To round out the picture, you can toss in defense contractor fraud -- perhaps as much as another $100 billion per year, roughly in the same range as Medicare and Medicaid combined. All told, fraud in federal programs may come to $300 billion a year or about 10 percent of the budget (as with financial services). Simply cutting that in half, to the average fraud levels in the private sector -- which, as we’ve seen, the federal government has done in recent years with error rates in SNAP – would achieve as much in savings as the entire sequester. Fraud doesn’t consume government, and eliminating it -- as I previously discussed with waste -- won’t solve the deficit problem.
But it would help. A number of techniques have been developed for identifying fraud and its perpetrators:
- Tap the profit motive. Florida uses private-sector audits conducted in return for a portion of the money recovered from fraudsters.
- Cross-reference benefit-recipient lists. Cross-referencing databases of social benefit recipients can cut down on fraud, such as recipients who did not disclose income from one programs that would make them ineligible for another; prisoners collecting benefits to which they are no longer entitled, like unemployment; or those who are simply dead.
- Use new technologies. Artificial-intelligence detection systems are programmed to learn normal billing patterns and identify aberrant billing activities. The systems can also identify collusion between provider networks.
- Do it the old-fashioned way -- just more. Research has shown that the typical anti-Medicaid-fraud worker recovers, on average, $200,000 per year. As unpopular as it is to say, sometimes hiring more government workers saves taxpayer money.

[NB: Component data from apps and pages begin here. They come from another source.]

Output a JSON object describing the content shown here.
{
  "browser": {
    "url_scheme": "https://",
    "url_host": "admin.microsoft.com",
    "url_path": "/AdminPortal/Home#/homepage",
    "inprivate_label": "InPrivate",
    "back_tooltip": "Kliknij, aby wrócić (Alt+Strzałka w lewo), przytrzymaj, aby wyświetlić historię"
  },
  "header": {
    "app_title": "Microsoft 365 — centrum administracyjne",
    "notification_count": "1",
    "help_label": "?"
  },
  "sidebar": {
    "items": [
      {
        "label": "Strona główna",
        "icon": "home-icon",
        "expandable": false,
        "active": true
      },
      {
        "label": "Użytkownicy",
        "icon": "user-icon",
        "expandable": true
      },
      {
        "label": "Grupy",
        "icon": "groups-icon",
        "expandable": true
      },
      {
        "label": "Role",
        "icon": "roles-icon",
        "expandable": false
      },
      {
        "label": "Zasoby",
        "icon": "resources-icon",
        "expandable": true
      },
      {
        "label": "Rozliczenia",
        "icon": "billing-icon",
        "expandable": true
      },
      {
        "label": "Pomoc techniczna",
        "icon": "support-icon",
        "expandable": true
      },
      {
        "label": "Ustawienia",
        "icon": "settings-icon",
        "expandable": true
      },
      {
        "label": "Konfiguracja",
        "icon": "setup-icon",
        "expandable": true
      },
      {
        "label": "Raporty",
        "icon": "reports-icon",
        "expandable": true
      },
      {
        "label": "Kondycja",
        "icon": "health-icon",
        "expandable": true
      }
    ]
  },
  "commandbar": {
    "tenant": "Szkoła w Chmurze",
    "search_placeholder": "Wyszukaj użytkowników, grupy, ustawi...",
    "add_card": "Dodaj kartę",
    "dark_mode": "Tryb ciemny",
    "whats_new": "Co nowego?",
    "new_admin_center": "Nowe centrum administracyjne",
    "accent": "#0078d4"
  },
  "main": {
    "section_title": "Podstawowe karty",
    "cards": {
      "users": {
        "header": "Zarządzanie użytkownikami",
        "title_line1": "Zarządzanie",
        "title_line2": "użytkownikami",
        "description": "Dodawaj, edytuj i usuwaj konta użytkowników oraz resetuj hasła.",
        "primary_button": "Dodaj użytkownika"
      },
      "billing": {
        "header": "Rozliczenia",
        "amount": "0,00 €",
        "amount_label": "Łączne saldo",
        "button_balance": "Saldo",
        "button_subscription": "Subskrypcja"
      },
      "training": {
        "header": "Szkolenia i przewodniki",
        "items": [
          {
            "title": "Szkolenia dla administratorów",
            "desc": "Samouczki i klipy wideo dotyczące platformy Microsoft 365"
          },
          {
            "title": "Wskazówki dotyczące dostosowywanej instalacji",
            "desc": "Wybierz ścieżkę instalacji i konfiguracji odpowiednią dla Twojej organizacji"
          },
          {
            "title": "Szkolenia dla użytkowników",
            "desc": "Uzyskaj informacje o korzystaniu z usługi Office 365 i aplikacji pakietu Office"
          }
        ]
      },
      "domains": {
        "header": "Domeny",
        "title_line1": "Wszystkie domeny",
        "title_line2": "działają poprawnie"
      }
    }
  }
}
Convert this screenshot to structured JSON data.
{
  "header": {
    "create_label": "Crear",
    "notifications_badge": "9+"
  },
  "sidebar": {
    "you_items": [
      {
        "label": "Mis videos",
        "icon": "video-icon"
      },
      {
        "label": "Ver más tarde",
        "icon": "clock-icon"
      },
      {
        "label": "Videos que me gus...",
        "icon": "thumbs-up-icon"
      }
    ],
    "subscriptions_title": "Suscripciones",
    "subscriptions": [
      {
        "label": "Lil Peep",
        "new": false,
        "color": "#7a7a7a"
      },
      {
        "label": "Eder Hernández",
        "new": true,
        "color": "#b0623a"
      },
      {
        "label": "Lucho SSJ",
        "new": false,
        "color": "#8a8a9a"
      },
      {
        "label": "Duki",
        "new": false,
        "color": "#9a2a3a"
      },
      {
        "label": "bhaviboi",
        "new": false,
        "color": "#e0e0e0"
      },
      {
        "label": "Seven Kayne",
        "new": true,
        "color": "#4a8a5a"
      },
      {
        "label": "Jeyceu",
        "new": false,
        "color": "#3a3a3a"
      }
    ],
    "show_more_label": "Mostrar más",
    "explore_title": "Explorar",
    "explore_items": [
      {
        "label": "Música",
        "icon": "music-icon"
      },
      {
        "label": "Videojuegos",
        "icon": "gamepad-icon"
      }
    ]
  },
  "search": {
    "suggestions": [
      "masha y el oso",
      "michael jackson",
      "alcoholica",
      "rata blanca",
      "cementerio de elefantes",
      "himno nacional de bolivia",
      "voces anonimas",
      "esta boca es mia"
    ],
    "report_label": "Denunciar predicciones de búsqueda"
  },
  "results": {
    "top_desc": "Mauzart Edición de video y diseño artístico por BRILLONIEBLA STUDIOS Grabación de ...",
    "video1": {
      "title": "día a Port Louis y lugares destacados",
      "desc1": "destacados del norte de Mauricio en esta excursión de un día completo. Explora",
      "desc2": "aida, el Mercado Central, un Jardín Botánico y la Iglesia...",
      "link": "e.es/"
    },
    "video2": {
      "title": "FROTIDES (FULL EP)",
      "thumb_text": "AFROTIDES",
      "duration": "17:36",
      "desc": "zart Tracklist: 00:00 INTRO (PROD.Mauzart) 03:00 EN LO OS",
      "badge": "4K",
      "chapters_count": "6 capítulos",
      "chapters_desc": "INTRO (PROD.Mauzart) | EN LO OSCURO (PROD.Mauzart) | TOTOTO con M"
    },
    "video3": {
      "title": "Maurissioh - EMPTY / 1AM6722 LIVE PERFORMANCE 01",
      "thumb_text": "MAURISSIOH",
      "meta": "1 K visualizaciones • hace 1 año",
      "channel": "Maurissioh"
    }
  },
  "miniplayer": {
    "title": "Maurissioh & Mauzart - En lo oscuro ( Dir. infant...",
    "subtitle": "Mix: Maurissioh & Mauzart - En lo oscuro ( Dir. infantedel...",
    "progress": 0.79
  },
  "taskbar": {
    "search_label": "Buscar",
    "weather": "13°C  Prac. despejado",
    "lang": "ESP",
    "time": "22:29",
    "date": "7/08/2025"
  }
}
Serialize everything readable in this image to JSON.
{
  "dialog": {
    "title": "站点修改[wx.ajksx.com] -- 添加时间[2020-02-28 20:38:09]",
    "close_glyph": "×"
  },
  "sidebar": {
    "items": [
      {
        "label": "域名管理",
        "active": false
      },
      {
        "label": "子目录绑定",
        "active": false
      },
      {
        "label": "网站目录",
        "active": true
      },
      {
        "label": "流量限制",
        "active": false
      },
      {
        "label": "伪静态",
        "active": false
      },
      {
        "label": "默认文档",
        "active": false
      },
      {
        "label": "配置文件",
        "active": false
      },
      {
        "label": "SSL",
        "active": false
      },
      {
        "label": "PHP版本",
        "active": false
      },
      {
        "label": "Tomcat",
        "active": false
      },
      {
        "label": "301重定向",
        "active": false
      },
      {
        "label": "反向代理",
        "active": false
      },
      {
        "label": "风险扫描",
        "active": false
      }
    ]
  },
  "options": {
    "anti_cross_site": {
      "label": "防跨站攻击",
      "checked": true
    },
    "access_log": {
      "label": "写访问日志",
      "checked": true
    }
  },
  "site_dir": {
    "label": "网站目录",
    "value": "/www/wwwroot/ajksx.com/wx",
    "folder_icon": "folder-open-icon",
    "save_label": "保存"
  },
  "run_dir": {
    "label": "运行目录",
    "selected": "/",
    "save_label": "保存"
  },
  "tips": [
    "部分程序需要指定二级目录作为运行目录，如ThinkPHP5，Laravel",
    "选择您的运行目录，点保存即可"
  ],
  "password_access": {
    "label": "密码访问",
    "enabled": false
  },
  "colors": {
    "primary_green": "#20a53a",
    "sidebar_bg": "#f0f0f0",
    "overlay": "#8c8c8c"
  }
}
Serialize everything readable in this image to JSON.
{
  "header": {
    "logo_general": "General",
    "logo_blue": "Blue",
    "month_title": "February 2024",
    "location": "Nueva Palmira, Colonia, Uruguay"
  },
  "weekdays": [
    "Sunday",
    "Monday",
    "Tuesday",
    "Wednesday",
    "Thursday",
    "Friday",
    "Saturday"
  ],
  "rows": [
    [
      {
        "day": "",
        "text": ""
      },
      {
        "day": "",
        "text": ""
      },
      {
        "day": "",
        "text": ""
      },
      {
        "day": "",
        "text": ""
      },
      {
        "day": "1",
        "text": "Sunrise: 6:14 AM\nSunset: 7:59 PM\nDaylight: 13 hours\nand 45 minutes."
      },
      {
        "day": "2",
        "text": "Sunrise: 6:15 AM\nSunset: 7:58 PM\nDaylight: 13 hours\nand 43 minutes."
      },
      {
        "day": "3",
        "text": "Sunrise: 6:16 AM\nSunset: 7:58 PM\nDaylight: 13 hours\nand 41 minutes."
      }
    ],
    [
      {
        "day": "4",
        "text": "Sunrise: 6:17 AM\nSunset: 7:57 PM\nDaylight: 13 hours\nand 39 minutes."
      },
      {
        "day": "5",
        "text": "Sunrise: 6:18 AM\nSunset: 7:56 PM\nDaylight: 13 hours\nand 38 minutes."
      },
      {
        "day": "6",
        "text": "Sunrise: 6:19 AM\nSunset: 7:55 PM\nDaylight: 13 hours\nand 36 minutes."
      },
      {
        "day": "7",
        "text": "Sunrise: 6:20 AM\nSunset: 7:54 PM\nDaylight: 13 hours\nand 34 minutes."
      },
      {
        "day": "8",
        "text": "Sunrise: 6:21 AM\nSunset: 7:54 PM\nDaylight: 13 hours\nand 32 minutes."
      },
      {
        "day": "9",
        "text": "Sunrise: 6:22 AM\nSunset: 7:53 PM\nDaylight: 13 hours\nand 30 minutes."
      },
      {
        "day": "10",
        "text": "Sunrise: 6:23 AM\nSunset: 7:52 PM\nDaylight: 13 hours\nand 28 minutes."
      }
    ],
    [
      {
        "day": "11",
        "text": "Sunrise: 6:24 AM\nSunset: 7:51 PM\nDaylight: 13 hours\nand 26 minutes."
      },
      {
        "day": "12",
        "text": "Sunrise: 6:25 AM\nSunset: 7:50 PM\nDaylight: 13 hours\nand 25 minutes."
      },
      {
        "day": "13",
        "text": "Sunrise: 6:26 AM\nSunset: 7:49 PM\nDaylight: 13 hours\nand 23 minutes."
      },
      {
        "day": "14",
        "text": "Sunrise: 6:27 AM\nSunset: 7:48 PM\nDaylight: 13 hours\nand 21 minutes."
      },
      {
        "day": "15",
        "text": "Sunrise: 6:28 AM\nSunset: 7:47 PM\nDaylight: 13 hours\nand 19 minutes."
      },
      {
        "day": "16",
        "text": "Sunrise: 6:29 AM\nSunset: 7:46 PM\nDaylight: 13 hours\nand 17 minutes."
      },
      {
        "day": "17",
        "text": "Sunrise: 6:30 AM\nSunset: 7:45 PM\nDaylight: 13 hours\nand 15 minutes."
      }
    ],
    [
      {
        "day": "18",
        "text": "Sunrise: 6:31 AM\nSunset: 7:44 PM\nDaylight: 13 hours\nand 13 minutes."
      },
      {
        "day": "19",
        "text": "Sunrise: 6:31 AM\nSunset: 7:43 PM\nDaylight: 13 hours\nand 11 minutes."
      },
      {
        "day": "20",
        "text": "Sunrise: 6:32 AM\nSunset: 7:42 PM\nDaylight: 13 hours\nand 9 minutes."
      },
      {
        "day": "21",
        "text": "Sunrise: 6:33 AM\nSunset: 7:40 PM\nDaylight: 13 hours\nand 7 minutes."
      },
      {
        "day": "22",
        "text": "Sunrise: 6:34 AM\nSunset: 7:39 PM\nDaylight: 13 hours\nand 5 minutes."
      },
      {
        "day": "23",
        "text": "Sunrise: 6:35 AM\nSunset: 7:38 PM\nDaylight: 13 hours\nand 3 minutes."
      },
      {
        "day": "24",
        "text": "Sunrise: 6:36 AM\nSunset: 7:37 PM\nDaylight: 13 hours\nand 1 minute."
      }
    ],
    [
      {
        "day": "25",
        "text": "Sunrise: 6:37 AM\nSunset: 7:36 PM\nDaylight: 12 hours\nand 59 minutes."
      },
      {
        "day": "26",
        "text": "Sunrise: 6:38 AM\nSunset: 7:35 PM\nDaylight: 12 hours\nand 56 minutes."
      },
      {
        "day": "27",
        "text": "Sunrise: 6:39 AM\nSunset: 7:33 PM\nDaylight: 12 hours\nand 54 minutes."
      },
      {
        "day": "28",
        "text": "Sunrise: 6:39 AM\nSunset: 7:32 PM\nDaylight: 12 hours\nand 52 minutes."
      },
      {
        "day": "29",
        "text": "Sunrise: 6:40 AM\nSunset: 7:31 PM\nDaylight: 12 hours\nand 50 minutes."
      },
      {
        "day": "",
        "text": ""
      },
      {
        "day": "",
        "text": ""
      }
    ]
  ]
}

- Enlist beneficiaries in fighting fraud. This may sound heretical to government-haters, but the fact is that any program’s intended beneficiaries aren’t the problem -- they’re the stakeholders. Road Home beneficiaries reported fraudulent claimants. Medicare and Medicaid patients have been enlisted to spot billing fraud.
And that takes us back to the main point: For the most part, fraud isn’t the product of scheming low-income beneficiaries -- Mitt Romney’s 47 percent -- living high on the hog on your dime, but rather someone other than the beneficiary standing to make a buck off it. Medicare and Medicaid fraud is largely committed not by patients -- very few people are trying to rip off taxpayers to obtain unneeded spinal taps or root canals -- but by providers: unscrupulous (or sometimes just incompetent) doctors and hospitals billing for procedures the patient didn’t need or didn’t receive.
A landmark 2012 study in the Journal of the American Medical Association not only found that fraud rates are consistent across both government programs and wholly private health care; it also concluded that a “less harmful strategy” than the “common” approach “to contain costs us[ing] cuts, such as reductions in payment levels, benefit structures, and eligibility” would be to “reduce waste” -- mostly on the provider side. “The savings potentially achievable from systematic, comprehensive, and cooperative pursuit of even a fractional reduction in waste are far higher than from more direct and blunter cuts in care and coverage.”
Combatting fraud requires efforts and investments that target the real perpetrators, not cheap shots at beneficiaries and reflexive cuts in their programs. There are, after all, equal levels of fraud and theft in other fields, most notably finance -- but we don’t try to reduce it by shutting down the entire industry and blaming the customers.